Category: Twitter

Anti-Semitism is, according to the Webster definition, the “hostility toward a discrimination against Jews as a religious or racial group.” In France, anti-Semitism is rooted in Medieval Judeophobia, which we must however differentiate from today’s sentiments. Judeophobia and anti-Semitism are often expressed as synonyms. Even though Judeophobia is described by many as the ancestor of anti-Semitism, these two notions are dissimilar as they refer to different feelings. Both terms refer to the hatred of the Jewish people. However, it was anti-Semitism pushed to its extremes which opened the road towards the Final Solution.The anti-Semitic movement which developed during the late 19th century in France acquired new characteristics: a political dimension and a pseudo-scientific dimension. You would think that after France’s Vichy past, anti-Semitism would have completely been erased from French mentalities. However, the 2002 rise of the French far-right xenophobic and anti-Semitic movement (le Front National) and more recently a wave of anti-Semitic attacks and sentiments, proves us wrong. In March 2012, a French Islamist shot Jewish civilians including children in Toulouse. Today, Twitter is at the heart of the debate. A competition of anti-Semitic jokes were posted under the Hashtag “UnBonJuif” (A Good Jew). Some tweets went as far as: “A Good Jew is a Dead Jew”/ “A Good Jew obeys when he has to go take a shower.”

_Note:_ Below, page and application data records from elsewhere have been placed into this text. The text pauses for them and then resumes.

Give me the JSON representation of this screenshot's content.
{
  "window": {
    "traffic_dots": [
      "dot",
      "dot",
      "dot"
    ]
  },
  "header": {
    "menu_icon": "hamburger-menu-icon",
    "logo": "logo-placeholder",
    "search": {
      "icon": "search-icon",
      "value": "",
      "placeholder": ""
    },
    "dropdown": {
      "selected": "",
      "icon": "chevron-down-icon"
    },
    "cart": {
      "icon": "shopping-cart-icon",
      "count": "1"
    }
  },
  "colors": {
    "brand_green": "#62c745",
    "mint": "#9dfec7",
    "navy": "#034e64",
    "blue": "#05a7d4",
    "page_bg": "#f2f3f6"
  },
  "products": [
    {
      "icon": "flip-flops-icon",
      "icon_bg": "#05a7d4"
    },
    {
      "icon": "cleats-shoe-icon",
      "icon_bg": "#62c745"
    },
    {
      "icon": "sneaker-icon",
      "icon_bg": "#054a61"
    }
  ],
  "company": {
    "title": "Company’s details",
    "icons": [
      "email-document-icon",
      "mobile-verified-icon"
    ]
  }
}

This competition opens the debate on what should be allowed on the Internet. Should hate speech be considered Internet freedom of expression? French laws condemn hate speech both under civil and criminal laws. Furthermore, the ICCPR (International Covenant on Civil and Political Rights), the Universal Declaration of Human Rights, the International Convention on the Elimination of All Forms of Racial Discrimination (ICERD) all condemn the advocacy of hate speech based on nationality, race, religion or color. Internet freedom of expression is therefore controversial. Should we publish everything on the Internet? Can Twitter be held accountable for what has been published?

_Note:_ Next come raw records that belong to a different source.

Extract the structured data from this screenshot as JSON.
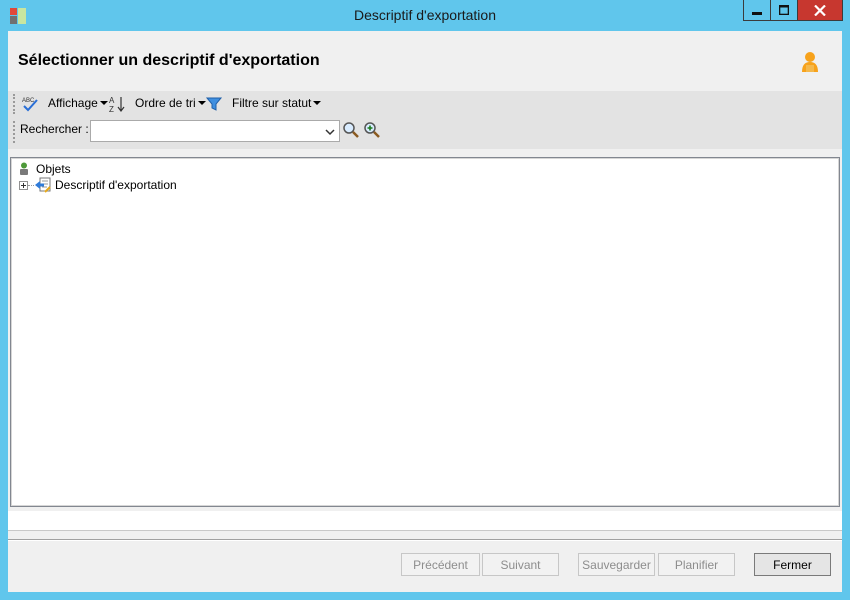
{
  "window": {
    "title": "Descriptif d'exportation"
  },
  "header": {
    "title": "Sélectionner un descriptif d'exportation"
  },
  "toolbar": {
    "display_label": "Affichage",
    "sort_label": "Ordre de tri",
    "filter_label": "Filtre sur statut",
    "search_label": "Rechercher :",
    "search_value": ""
  },
  "tree": {
    "root_label": "Objets",
    "children": [
      {
        "label": "Descriptif d'exportation"
      }
    ]
  },
  "buttons": {
    "previous": "Précédent",
    "next": "Suivant",
    "save": "Sauvegarder",
    "schedule": "Planifier",
    "close": "Fermer"
  },
  "colors": {
    "titlebar": "#60c6ec",
    "close_button": "#c7372f"
  },
  "icons": [
    "app-icon",
    "user-icon",
    "spellcheck-icon",
    "sort-az-icon",
    "filter-icon",
    "search-icon",
    "zoom-in-icon",
    "objects-icon",
    "export-descriptor-icon"
  ]
}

Under Article 4 of the International Convention on the Elimitation of All Forms of Racial Discrimination (ICERD) “parties should criminalize the dissemination of ideas based on racial superiority or hatred, declare illegal and prohibit organizations that promote or incite racial discrimination (…) and prohibit public authorities and public institutions from promoting or inciting racial discrimination.” As a result of the ICERD, all Europeans nations condemn hate speech and have adopted legislation aimed at repressing hate speech. In addition, on November 7, 2002, the Committee of Ministers of the Council of Europe adopted the “Additional Protocol to the Convention to the Convention on Cybercrime, concerning the criminalization of acts of a racist and xenophobic nature committed through computer systems.” The debate which arises from this is then: how much “freedom of expression” should we have on the Internet? What kind of “hate speech” must be censored? And how much of “freedom of expression” as a Human Right should we allow on the Internet?

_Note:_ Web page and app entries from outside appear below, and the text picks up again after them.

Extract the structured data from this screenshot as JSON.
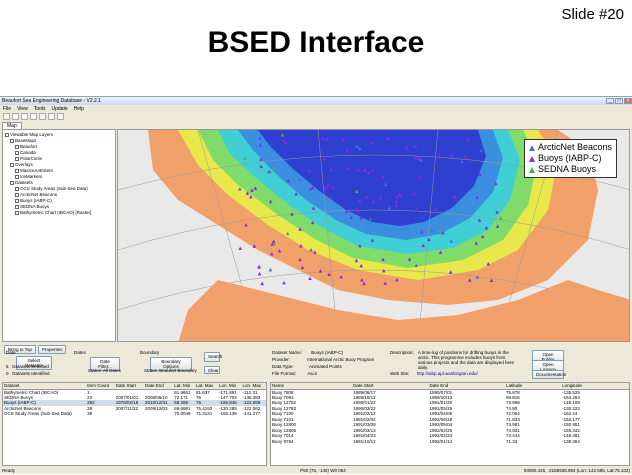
{
  "slide": {
    "number": "Slide #20",
    "title": "BSED Interface"
  },
  "window": {
    "title": "Beaufort Sea Engineering Database - V2.2.1",
    "controls": [
      "_",
      "□",
      "×"
    ]
  },
  "menu": [
    "File",
    "View",
    "Tools",
    "Update",
    "Help"
  ],
  "tab_label": "Map",
  "tree": [
    {
      "label": "Viewable Map Layers",
      "indent": 0
    },
    {
      "label": "BaseMaps",
      "indent": 1
    },
    {
      "label": "Beaufort",
      "indent": 2
    },
    {
      "label": "Canada",
      "indent": 2
    },
    {
      "label": "PolarCircle",
      "indent": 2
    },
    {
      "label": "Overlays",
      "indent": 1
    },
    {
      "label": "MaxIceAnExtent",
      "indent": 2
    },
    {
      "label": "IceMarkers",
      "indent": 2
    },
    {
      "label": "Datasets",
      "indent": 1
    },
    {
      "label": "OCS Study Areas (Sub-Sea Data)",
      "indent": 2
    },
    {
      "label": "ArcticNet Beacons",
      "indent": 2
    },
    {
      "label": "Buoys (IABP-C)",
      "indent": 2
    },
    {
      "label": "SEDNA Buoys",
      "indent": 2
    },
    {
      "label": "Bathymetric Chart (IBCAO) [Raster]",
      "indent": 2
    }
  ],
  "legend": [
    {
      "label": "ArcticNet Beacons",
      "color": "#4a6fd6"
    },
    {
      "label": "Buoys (IABP-C)",
      "color": "#8a2be2"
    },
    {
      "label": "SEDNA Buoys",
      "color": "#4caf50"
    }
  ],
  "left_buttons": [
    "Bring to Top",
    "Properties"
  ],
  "controls": {
    "data_label": "Data",
    "select_datasets": "Select Datasets",
    "datasets_selected": "Datasets Selected",
    "datasets_selected_n": "5",
    "datasets_identified": "Datasets Identified",
    "datasets_identified_n": "0",
    "dates_label": "Dates",
    "date_filter": "Date Filter...",
    "status_dates": "Status: All Dates",
    "boundary_label": "Boundary",
    "boundary_options": "Boundary Options",
    "status_boundary": "Status: Beaufort Boundary",
    "search": "Search",
    "clear": "Clear"
  },
  "details": {
    "dataset_name_label": "Dataset Name:",
    "dataset_name": "Buoys (IABP-C)",
    "provider_label": "Provider:",
    "provider": "International Arctic Buoy Program",
    "data_type_label": "Data Type:",
    "data_type": "Animated Points",
    "file_format_label": "File Format:",
    "file_format": "Ascii",
    "description_label": "Description:",
    "description": "A time-log of positions for drifting buoys in the arctic. This programme includes buoys from various projects and the data are displayed here daily.",
    "website_label": "Web Site:",
    "website": "http://iabp.apl.washington.edu/",
    "btn_open_folder": "Open Folder",
    "btn_open_licence": "Open Licence",
    "btn_documentation": "Documentation"
  },
  "datasets_table": {
    "columns": [
      "Dataset",
      "Item Count",
      "Date Start",
      "Date End",
      "Lat. Min",
      "Lat. Max",
      "Lon. Min",
      "Lon. Max"
    ],
    "rows": [
      [
        "Bathymetric Chart (IBCAO)",
        "1",
        "",
        "",
        "61.9861",
        "81.637",
        "-171.891",
        "-112.31"
      ],
      [
        "SEDNA Buoys",
        "23",
        "2007/01/01",
        "2008/06/10",
        "72.171",
        "76",
        "-147.703",
        "-136.383"
      ],
      [
        "Buoys (IABP-C)",
        "282",
        "1978/02/18",
        "2010/12/31",
        "68.398",
        "76",
        "-165.845",
        "-122.069"
      ],
      [
        "ArcticNet Beacons",
        "28",
        "2007/11/22",
        "2009/12/03",
        "69.6981",
        "75.4193",
        "-130.285",
        "-122.062"
      ],
      [
        "OCS Study Areas (Sub-Sea Data)",
        "38",
        "",
        "",
        "70.0049",
        "71.3121",
        "-155.139",
        "-141.277"
      ]
    ]
  },
  "items_table": {
    "columns": [
      "Name",
      "Date Start",
      "Date End",
      "Latitude",
      "Longitude"
    ],
    "rows": [
      [
        "Buoy 7808",
        "1989/08/17",
        "1990/07/01",
        "75.878",
        "-135.525"
      ],
      [
        "Buoy 7093",
        "1989/10/12",
        "1989/10/13",
        "69.815",
        "-154.263"
      ],
      [
        "Buoy 12782",
        "1990/01/22",
        "1991/01/20",
        "73.988",
        "-148.109"
      ],
      [
        "Buoy 12783",
        "1990/03/22",
        "1991/05/29",
        "74.80",
        "-130.223"
      ],
      [
        "Buoy 7100",
        "1991/02/12",
        "1991/04/08",
        "72.064",
        "-162.24"
      ],
      [
        "Buoy 7101",
        "1991/02/02",
        "1992/06/28",
        "71.833",
        "-152.177"
      ],
      [
        "Buoy 12800",
        "1991/03/09",
        "1992/05/04",
        "74.981",
        "-150.951"
      ],
      [
        "Buoy 12806",
        "1991/03/13",
        "1992/02/26",
        "74.931",
        "-155.342"
      ],
      [
        "Buoy 7014",
        "1991/04/23",
        "1992/02/23",
        "73.444",
        "-146.481"
      ],
      [
        "Buoy 9794",
        "1991/10/12",
        "1992/01/14",
        "71.33",
        "-138.364"
      ]
    ]
  },
  "status": {
    "left": "Ready",
    "center": "P50 (76, -145) W0 084",
    "right": "93090.426, -2165938.984 (Lon:-142.585, Lat:75.102)"
  }
}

For more information please go to France 24:


Because Facebook and Twitter posts are in the public domain, the ability to regulate it and to put it under surveillance is reduced. Morever, governments have access to some “private” data which scares many users.

Facebook allows automatic information sharing that users are not aware of. Timeline, a feature that maps everything a user has ever done on Facebook and Open Graph, an application designed “to broadcast a user’s surfing patterns and Web interests to friends and friends of friends.” There is a loss of user control combined with a lack of ability for consumers to control and protect their online reputations.

Laura Antonini, research attorney at Consumer Watchdog, says Facebook’s new sharing features “disregard the privacy of its users by making sweeping changes that expose personal information without giving users the chance to choose what information they want shared with the world.”

Facebook spokesman Andrew Noyes counters that Timeline and new Open Graph applications are” intended to make it easier for users to share music and other content with their friends.” He explains that Facebook uses tracking-cookie technology to monitor and correlate users’ Web activities, just as Google and other online ad networks and analytics firms commonly do. He says Facebook does so responsibly. Noyes declared “we offer numerous controls both before and after the fact” […] “all the sharing is opt-in and easily controllable.”

Mike Murray, managing partner of MAD Security, Facebook will not stop using this policy and may worsen. “The settings that are default today may not be in the future,” says Murray. “What we’ve seen from Facebook over the years is a constant, creeping advance in the amount of tracking that is done.”

Facebook has also raised fresh security concerns. New mechanisms to encourage the sharing of educational information, career and health have been promoted on Facebook.